Keeping up with all the patent licensing and litigation deals is a full-time occupation (just ask FOSS Patents' Florian Mueller). I occasionally post about intellectual property deals involving Microsoft whenever they seem significant.
At the very end of last week, there were a couple of Microsoft-related IP news nuggets worth noting:
The Nortel patent sell-off deal was finalized on July 29. Microsoft is part of a consortium that purchased for $4.5 billion about 6,000 patents from the bankrupt Nortel (which, at one time, was a Microsoft strategic partner). Comprised of Microsoft, Apple, Ericsson, EMC, Sony and RIM, the consortium beat out Google for the bundle of Nortel telecommunications-focused patents. Apple contributed the lion's share ($2.6 billion) to the consortium's patent pool. Microsoft originally signaled it wasn't going to bid on the Nortel patents, as it had a comprehensive patent cross-licensing deal in place which officials said covered the patents that were on the block. The Wall Street Journal is reporting that while the purchase is final, antitrust scrutiny of the deal is not yet done. There's concern that the consortium members may use the patents to hobble unfairly the Android operating system, according to the Journal.
Microsoft is going to have to pay Alcatel-Lucent $70 million for a patent infringement claim dating back to 2003. On July 29, a U.S. District Court jury in San Diego issued its final damages ruling on the matter. The patent in question was for touch-screen technology for entering forms information. Before last week's ruling, Microsoft was going to have to pay over $500 million to Alcatel-Lucent (counting interest and additional patent-infringement damages).
Does this mean Alcatel-Lucent vs. Microsoft is finally over? Maybe not. Microsoft issued a statement from David Howard, Corporate Vice President and Deputy General Counsel, Litigation:
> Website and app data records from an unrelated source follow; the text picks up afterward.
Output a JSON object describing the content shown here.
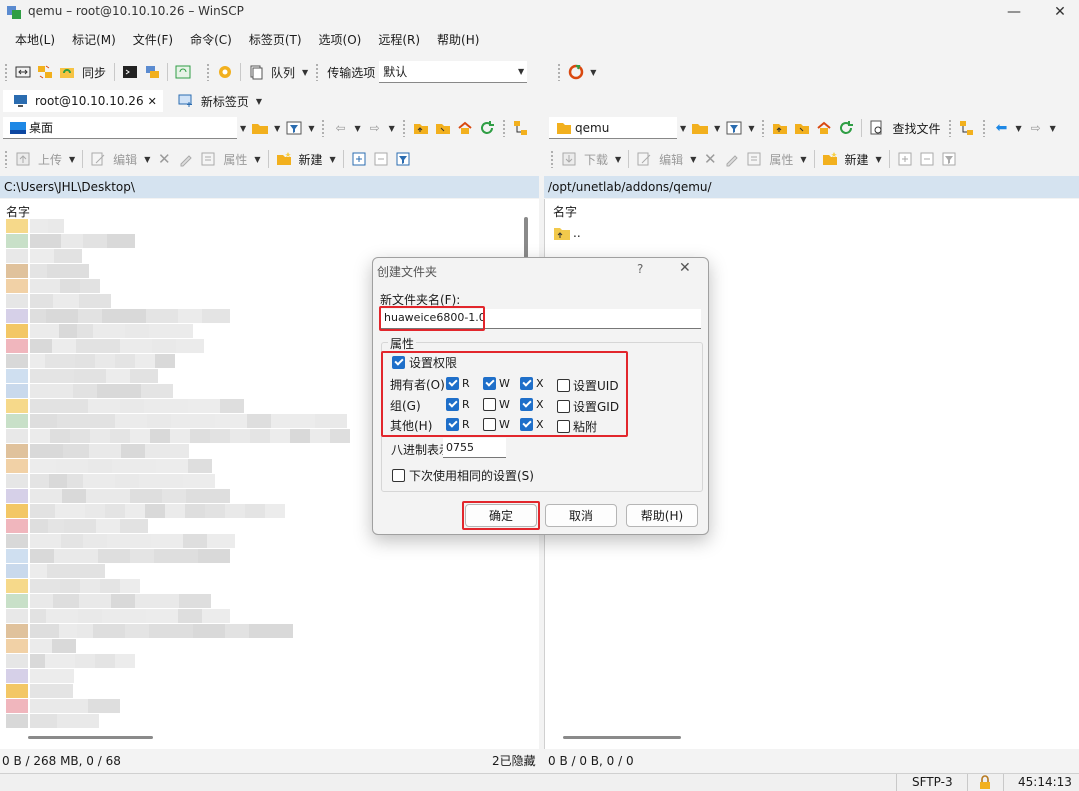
{
  "window": {
    "title": "qemu – root@10.10.10.26 – WinSCP",
    "minimize": "—",
    "maximize": "☐",
    "close": "✕"
  },
  "menu": [
    "本地(L)",
    "标记(M)",
    "文件(F)",
    "命令(C)",
    "标签页(T)",
    "选项(O)",
    "远程(R)",
    "帮助(H)"
  ],
  "toolbar": {
    "sync_label": "同步",
    "queue_label": "队列",
    "transfer_label": "传输选项",
    "transfer_value": "默认"
  },
  "tabs": {
    "session": "root@10.10.10.26",
    "session_close": "✕",
    "new_tab": "新标签页"
  },
  "left": {
    "location": "桌面",
    "upload": "上传",
    "edit": "编辑",
    "properties": "属性",
    "new": "新建",
    "path": "C:\\Users\\JHL\\Desktop\\",
    "col_name": "名字",
    "status": "0 B / 268 MB,  0 / 68",
    "hidden": "2已隐藏"
  },
  "right": {
    "location": "qemu",
    "find": "查找文件",
    "download": "下载",
    "edit": "编辑",
    "properties": "属性",
    "new": "新建",
    "path": "/opt/unetlab/addons/qemu/",
    "col_name": "名字",
    "parent_dir": "..",
    "status": "0 B / 0 B,  0 / 0"
  },
  "bottom": {
    "protocol": "SFTP-3",
    "time": "45:14:13"
  },
  "dialog": {
    "title": "创建文件夹",
    "help_q": "?",
    "close": "✕",
    "name_label": "新文件夹名(F):",
    "name_value": "huaweice6800-1.0",
    "attributes_label": "属性",
    "set_perms_label": "设置权限",
    "owner_label": "拥有者(O)",
    "group_label": "组(G)",
    "other_label": "其他(H)",
    "r": "R",
    "w": "W",
    "x": "X",
    "setuid": "设置UID",
    "setgid": "设置GID",
    "sticky": "粘附",
    "octal_label": "八进制表示",
    "octal_value": "0755",
    "reuse_label": "下次使用相同的设置(S)",
    "ok": "确定",
    "cancel": "取消",
    "help": "帮助(H)"
  },
  "colors": {
    "highlight": "#e2262c",
    "path_bar": "#d5e3f0",
    "checkbox": "#1f6fc9"
  }
}
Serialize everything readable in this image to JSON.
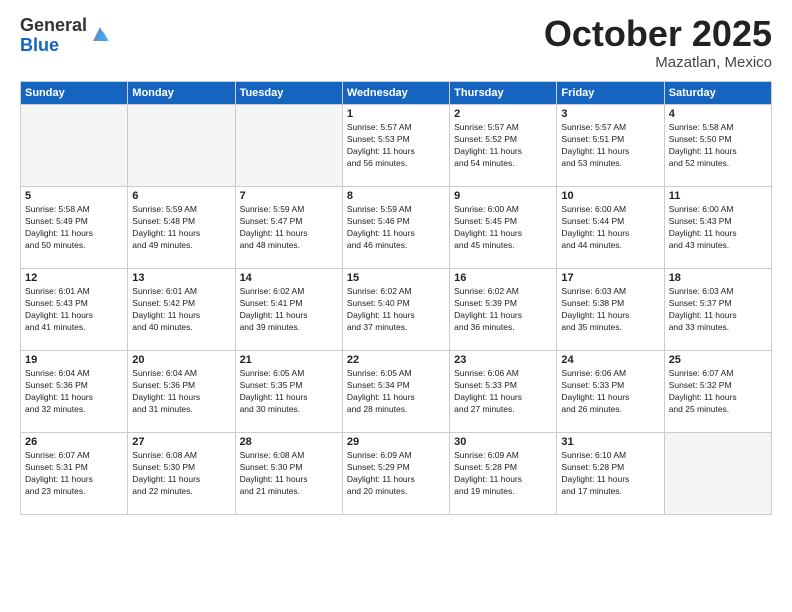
{
  "header": {
    "logo_general": "General",
    "logo_blue": "Blue",
    "month": "October 2025",
    "location": "Mazatlan, Mexico"
  },
  "days_of_week": [
    "Sunday",
    "Monday",
    "Tuesday",
    "Wednesday",
    "Thursday",
    "Friday",
    "Saturday"
  ],
  "weeks": [
    [
      {
        "day": "",
        "text": ""
      },
      {
        "day": "",
        "text": ""
      },
      {
        "day": "",
        "text": ""
      },
      {
        "day": "1",
        "text": "Sunrise: 5:57 AM\nSunset: 5:53 PM\nDaylight: 11 hours\nand 56 minutes."
      },
      {
        "day": "2",
        "text": "Sunrise: 5:57 AM\nSunset: 5:52 PM\nDaylight: 11 hours\nand 54 minutes."
      },
      {
        "day": "3",
        "text": "Sunrise: 5:57 AM\nSunset: 5:51 PM\nDaylight: 11 hours\nand 53 minutes."
      },
      {
        "day": "4",
        "text": "Sunrise: 5:58 AM\nSunset: 5:50 PM\nDaylight: 11 hours\nand 52 minutes."
      }
    ],
    [
      {
        "day": "5",
        "text": "Sunrise: 5:58 AM\nSunset: 5:49 PM\nDaylight: 11 hours\nand 50 minutes."
      },
      {
        "day": "6",
        "text": "Sunrise: 5:59 AM\nSunset: 5:48 PM\nDaylight: 11 hours\nand 49 minutes."
      },
      {
        "day": "7",
        "text": "Sunrise: 5:59 AM\nSunset: 5:47 PM\nDaylight: 11 hours\nand 48 minutes."
      },
      {
        "day": "8",
        "text": "Sunrise: 5:59 AM\nSunset: 5:46 PM\nDaylight: 11 hours\nand 46 minutes."
      },
      {
        "day": "9",
        "text": "Sunrise: 6:00 AM\nSunset: 5:45 PM\nDaylight: 11 hours\nand 45 minutes."
      },
      {
        "day": "10",
        "text": "Sunrise: 6:00 AM\nSunset: 5:44 PM\nDaylight: 11 hours\nand 44 minutes."
      },
      {
        "day": "11",
        "text": "Sunrise: 6:00 AM\nSunset: 5:43 PM\nDaylight: 11 hours\nand 43 minutes."
      }
    ],
    [
      {
        "day": "12",
        "text": "Sunrise: 6:01 AM\nSunset: 5:43 PM\nDaylight: 11 hours\nand 41 minutes."
      },
      {
        "day": "13",
        "text": "Sunrise: 6:01 AM\nSunset: 5:42 PM\nDaylight: 11 hours\nand 40 minutes."
      },
      {
        "day": "14",
        "text": "Sunrise: 6:02 AM\nSunset: 5:41 PM\nDaylight: 11 hours\nand 39 minutes."
      },
      {
        "day": "15",
        "text": "Sunrise: 6:02 AM\nSunset: 5:40 PM\nDaylight: 11 hours\nand 37 minutes."
      },
      {
        "day": "16",
        "text": "Sunrise: 6:02 AM\nSunset: 5:39 PM\nDaylight: 11 hours\nand 36 minutes."
      },
      {
        "day": "17",
        "text": "Sunrise: 6:03 AM\nSunset: 5:38 PM\nDaylight: 11 hours\nand 35 minutes."
      },
      {
        "day": "18",
        "text": "Sunrise: 6:03 AM\nSunset: 5:37 PM\nDaylight: 11 hours\nand 33 minutes."
      }
    ],
    [
      {
        "day": "19",
        "text": "Sunrise: 6:04 AM\nSunset: 5:36 PM\nDaylight: 11 hours\nand 32 minutes."
      },
      {
        "day": "20",
        "text": "Sunrise: 6:04 AM\nSunset: 5:36 PM\nDaylight: 11 hours\nand 31 minutes."
      },
      {
        "day": "21",
        "text": "Sunrise: 6:05 AM\nSunset: 5:35 PM\nDaylight: 11 hours\nand 30 minutes."
      },
      {
        "day": "22",
        "text": "Sunrise: 6:05 AM\nSunset: 5:34 PM\nDaylight: 11 hours\nand 28 minutes."
      },
      {
        "day": "23",
        "text": "Sunrise: 6:06 AM\nSunset: 5:33 PM\nDaylight: 11 hours\nand 27 minutes."
      },
      {
        "day": "24",
        "text": "Sunrise: 6:06 AM\nSunset: 5:33 PM\nDaylight: 11 hours\nand 26 minutes."
      },
      {
        "day": "25",
        "text": "Sunrise: 6:07 AM\nSunset: 5:32 PM\nDaylight: 11 hours\nand 25 minutes."
      }
    ],
    [
      {
        "day": "26",
        "text": "Sunrise: 6:07 AM\nSunset: 5:31 PM\nDaylight: 11 hours\nand 23 minutes."
      },
      {
        "day": "27",
        "text": "Sunrise: 6:08 AM\nSunset: 5:30 PM\nDaylight: 11 hours\nand 22 minutes."
      },
      {
        "day": "28",
        "text": "Sunrise: 6:08 AM\nSunset: 5:30 PM\nDaylight: 11 hours\nand 21 minutes."
      },
      {
        "day": "29",
        "text": "Sunrise: 6:09 AM\nSunset: 5:29 PM\nDaylight: 11 hours\nand 20 minutes."
      },
      {
        "day": "30",
        "text": "Sunrise: 6:09 AM\nSunset: 5:28 PM\nDaylight: 11 hours\nand 19 minutes."
      },
      {
        "day": "31",
        "text": "Sunrise: 6:10 AM\nSunset: 5:28 PM\nDaylight: 11 hours\nand 17 minutes."
      },
      {
        "day": "",
        "text": ""
      }
    ]
  ]
}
“This trial came about after the Federal Circuit ordered a new trial on damages, overturning an original judgment of over $500 million for the same patent. Today’s verdict reflects a positive trend in the law of patent damages stemming from the Federal Circuit’s earlier opinion in this and other cases. However, we continue to maintain that current law requires a genuine apportionment of damages when the infringement is directed to a small feature of a feature-rich product, and we are reviewing the verdict in that light and considering next steps.” Google has purchased a boatload of patents from IBM; to be more exact, Google was "assigned 1,030 granted patents from IBM in a variety of areas ranging from chips and object oriented programming to relational databases and business processes," as Mueller explained in a FOSS Patents blog post on July 29. Prior to this, Google had only an estimated 700 granted patents, Mueller noted. What does Google want with these kinds of patents? Its attempted purchase of Nortel's telco- and wireless-focused patents made more obvious sense, in terms of giving Google a leg to stand on in the various Android-related patent front, where its partners are coming under increasing attack.
Mueller has a few theories. He said Google might "pick some (of its newly acquired patent stash) that may read on important Oracle products and propose to Oracle a cross-license that would resolve the Android IP dispute on more favorable terms than Google could negotiate without such leverage." Or Google could sell some of those patents to Android device makers like HTC, Mueller says. "HTC could then, for example, use them in countersuits or counterclaims against Apple, possibly with an obligation to sell the patents back to Google after the dispute," he explains.